Back in the 1980s, an “asadora” named “Oshin” proved so popular with Japanese television viewers that its title became a byword for tenacity and perseverance, attached to any underdog who battled bravely against insurmountable odds. The “asadora”, as its name suggests, is a 15 minute drama serial broadcast in the mornings and therefore mainly targeted at housewives. As such it often focusses on the lives of women and particularly on women who work hard to triumph over adversity. Oshin is no different in this regard except that it also recounts the painful history of 20th century Japan through that of its stoical heroine who travels from a life of poverty in snowy Yamagata to becoming the owner of a supermarket chain in the bustling consumerist economy of 1983. In celebration of the 30th anniversary of the TV series, Oshin graduated to the big screen. Shin Togashi’s Oshin (おしん) movie focusses exclusively on Oshin’s childhood at the tail end of the Meiji era in which she suffered all the downsides of lingering feudalism and benefitted from few of the new freedoms of the age.
The winter of 1907, Yamagata – snow country. Oshin (Kokone Hamada) lives with her parents, grandmother, and siblings and looks forward to finally being allowed to go to school when spring arrives. Sadly, Oshin will not be going to school after all. Her father has arranged for her to work for another family who own a timber yard a few towns over for the period of one year. Only seven years old, Oshin pleads not to be sent away but her father will not back down. There is not enough food to feed the family and, unbeknownst to Oshin, her mother (Aya Ueto) is pregnant again.
Finally agreeing to go after her mother takes drastic action to try and reduce the burden on the family, Oshin arrives at the timber yard but is treated cruelly by the head housekeeper who refuses to recognise that Oshin is only a child and will of course lack basic knowledge as to how to run a household. Though Oshin bears the constant hardship for her family she eventually runs away when falsely accused of theft.
The world of 1907 is harsh and cruel. Women have few rights and almost no say in their lives or destinies. Oshin might count herself lucky that she’s merely been contracted as a household servant in an age where selling one’s daughter to a brothel to feed one’s sons was not an unusual event, but nevertheless her life at the timber yard is hard. Bright and curious, Oshin longs to learn to read and write but because of her lowly “peasant” birth, she is constrained into a life of drudgery where her labour will only ever be in service of her family and never herself.
A “peasant” background is, as a kinder mistress reminds Oshin, a burden in that she is always likely to be viewed with suspicion. This is doubly true when she runs away and is rescued by a fugitive deserter hiding in a mountain shack.
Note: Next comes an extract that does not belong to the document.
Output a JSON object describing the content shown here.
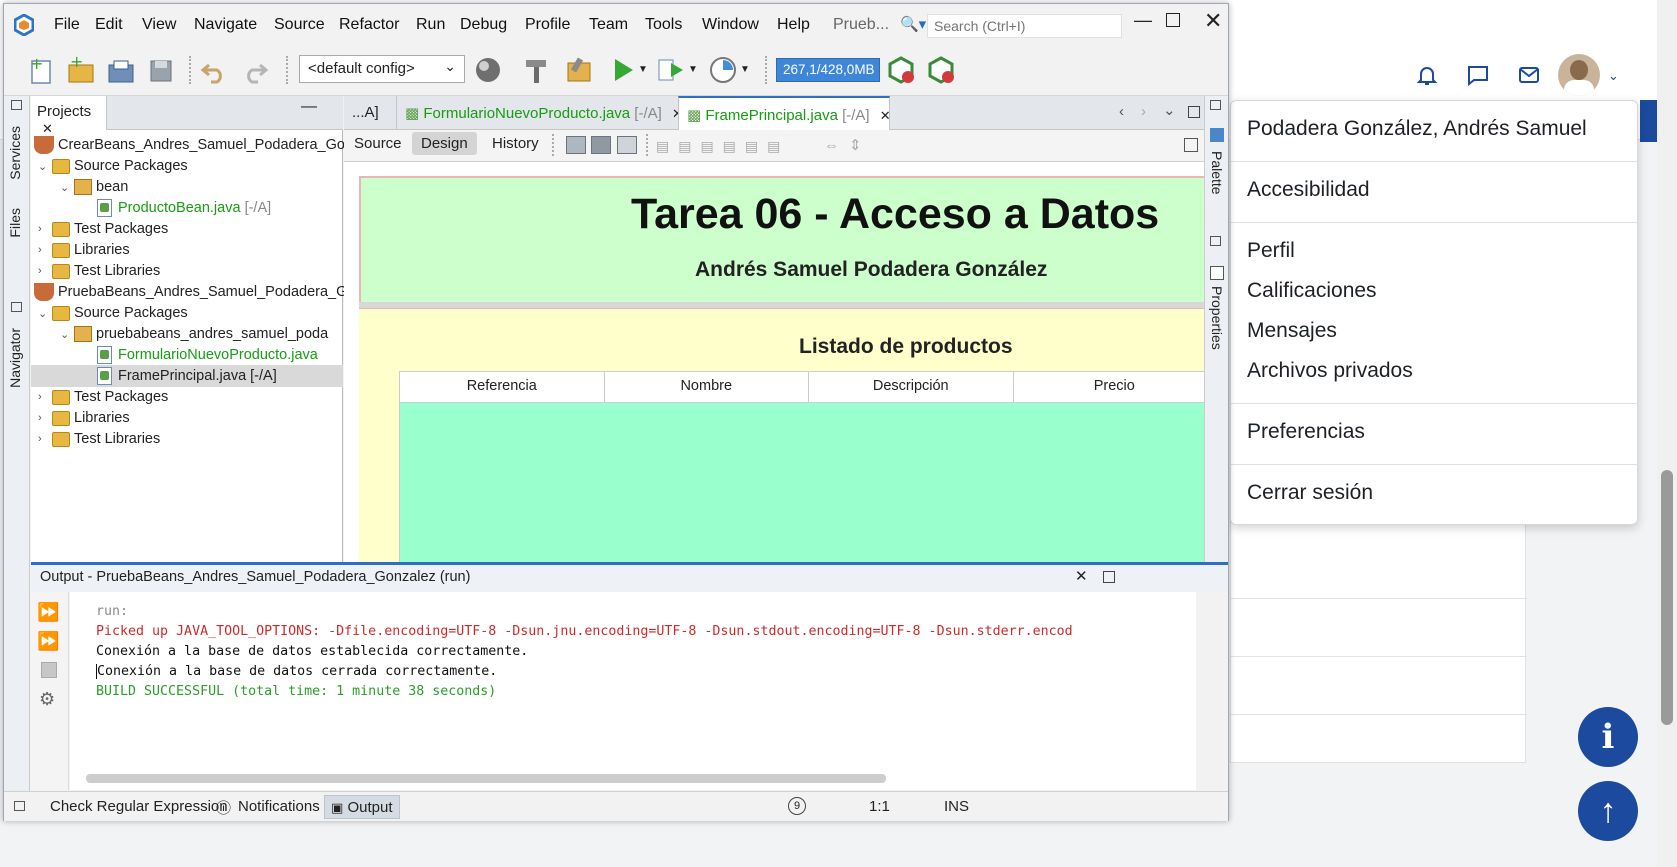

Shunsaku (Shinnosuke Mitsushima), a sensitive young man marked by service in a war he no longer believes in, teaches Oshin how to read and write as well as giving her a grounding in humanitarian politics. He is, however, a problematic figure for going against the martial culture of the age and having “betrayed” his nation by deserting. Oshin is tainted by her association with such a radical young man, but boldly comes to Shunsaku’s defence when others seek to discredit his memory.
This boldness is a part of Oshin’s essential “goodness” in which she refuses to give in to injustice even whilst stoically bearing all of the troubles that come her way. Eventually she finds herself a servant in a much nicer house where the staff take pity on her and welcome her warmly into their extended family. Treated with such kindness, Oshin works even harder to repay it and impresses all with her earnestness and morally upright character. She does, however, clash with the spoilt daughter of the house, Kayo (Manami Igashira), who has her own share of troubles though hers are those of the privileged classes. Lonely and bored, Kayo resents the attention golden girl Oshin seems to get from the staff but the two eventually become friends when Kayo realises Oshin is the only person willing to treat her as an equal rather than the young mistress.
Though the overall arc of the TV series painted a more positive picture of female resilience and capability, the film’s focus on the late Meiji childhood era is unavoidably more conservative in its pointed message that a woman’s life is served in dedication to others with the unpleasant undertone that she must keep nothing back for herself and that she is not entitled to personal happiness but only that of repaying the sacrifices that have been made on her behalf by other women (and especially by mothers – biological and surrogate). Nevertheless, Oshin’s earnestness and deep love for her family are admirable qualities and when she trudges back out into the snow again, always waiting for the spring, she does so with hope and determination.
Original trailer (no subtitles)